** DATA SHOWN follows **

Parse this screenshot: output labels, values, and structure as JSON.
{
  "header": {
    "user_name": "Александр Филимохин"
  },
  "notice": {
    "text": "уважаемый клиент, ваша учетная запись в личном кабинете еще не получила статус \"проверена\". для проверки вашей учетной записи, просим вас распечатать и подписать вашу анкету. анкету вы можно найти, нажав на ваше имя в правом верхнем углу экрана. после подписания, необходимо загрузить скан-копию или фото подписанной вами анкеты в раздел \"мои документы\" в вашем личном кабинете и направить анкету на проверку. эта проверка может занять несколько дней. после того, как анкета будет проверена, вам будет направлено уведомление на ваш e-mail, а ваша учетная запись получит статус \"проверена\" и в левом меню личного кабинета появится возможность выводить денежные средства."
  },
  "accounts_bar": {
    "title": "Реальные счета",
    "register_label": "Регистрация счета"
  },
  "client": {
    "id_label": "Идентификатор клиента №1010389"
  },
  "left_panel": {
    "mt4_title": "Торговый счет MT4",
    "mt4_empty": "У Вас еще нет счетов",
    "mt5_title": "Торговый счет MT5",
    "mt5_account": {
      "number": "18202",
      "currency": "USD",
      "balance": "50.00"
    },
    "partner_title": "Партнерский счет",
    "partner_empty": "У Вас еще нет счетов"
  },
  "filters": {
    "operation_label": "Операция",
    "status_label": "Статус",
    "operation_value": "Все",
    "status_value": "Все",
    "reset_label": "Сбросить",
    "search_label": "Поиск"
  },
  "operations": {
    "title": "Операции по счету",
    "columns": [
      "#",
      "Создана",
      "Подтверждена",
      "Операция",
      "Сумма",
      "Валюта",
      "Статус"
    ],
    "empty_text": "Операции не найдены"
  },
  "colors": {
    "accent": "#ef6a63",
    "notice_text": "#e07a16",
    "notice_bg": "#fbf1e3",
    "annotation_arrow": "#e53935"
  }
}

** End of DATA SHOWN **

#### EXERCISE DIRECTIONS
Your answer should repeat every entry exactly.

#### RESPONSE TO THE EXERCISE
Parse this screenshot: output labels, values, and structure as JSON.
{
  "header": {
    "user_name": "Александр Филимохин"
  },
  "notice": {
    "text": "уважаемый клиент, ваша учетная запись в личном кабинете еще не получила статус \"проверена\". для проверки вашей учетной записи, просим вас распечатать и подписать вашу анкету. анкету вы можно найти, нажав на ваше имя в правом верхнем углу экрана. после подписания, необходимо загрузить скан-копию или фото подписанной вами анкеты в раздел \"мои документы\" в вашем личном кабинете и направить анкету на проверку. эта проверка может занять несколько дней. после того, как анкета будет проверена, вам будет направлено уведомление на ваш e-mail, а ваша учетная запись получит статус \"проверена\" и в левом меню личного кабинета появится возможность выводить денежные средства."
  },
  "accounts_bar": {
    "title": "Реальные счета",
    "register_label": "Регистрация счета"
  },
  "client": {
    "id_label": "Идентификатор клиента №1010389"
  },
  "left_panel": {
    "mt4_title": "Торговый счет MT4",
    "mt4_empty": "У Вас еще нет счетов",
    "mt5_title": "Торговый счет MT5",
    "mt5_account": {
      "number": "18202",
      "currency": "USD",
      "balance": "50.00"
    },
    "partner_title": "Партнерский счет",
    "partner_empty": "У Вас еще нет счетов"
  },
  "filters": {
    "operation_label": "Операция",
    "status_label": "Статус",
    "operation_value": "Все",
    "status_value": "Все",
    "reset_label": "Сбросить",
    "search_label": "Поиск"
  },
  "operations": {
    "title": "Операции по счету",
    "columns": [
      "#",
      "Создана",
      "Подтверждена",
      "Операция",
      "Сумма",
      "Валюта",
      "Статус"
    ],
    "empty_text": "Операции не найдены"
  },
  "colors": {
    "accent": "#ef6a63",
    "notice_text": "#e07a16",
    "notice_bg": "#fbf1e3",
    "annotation_arrow": "#e53935"
  }
}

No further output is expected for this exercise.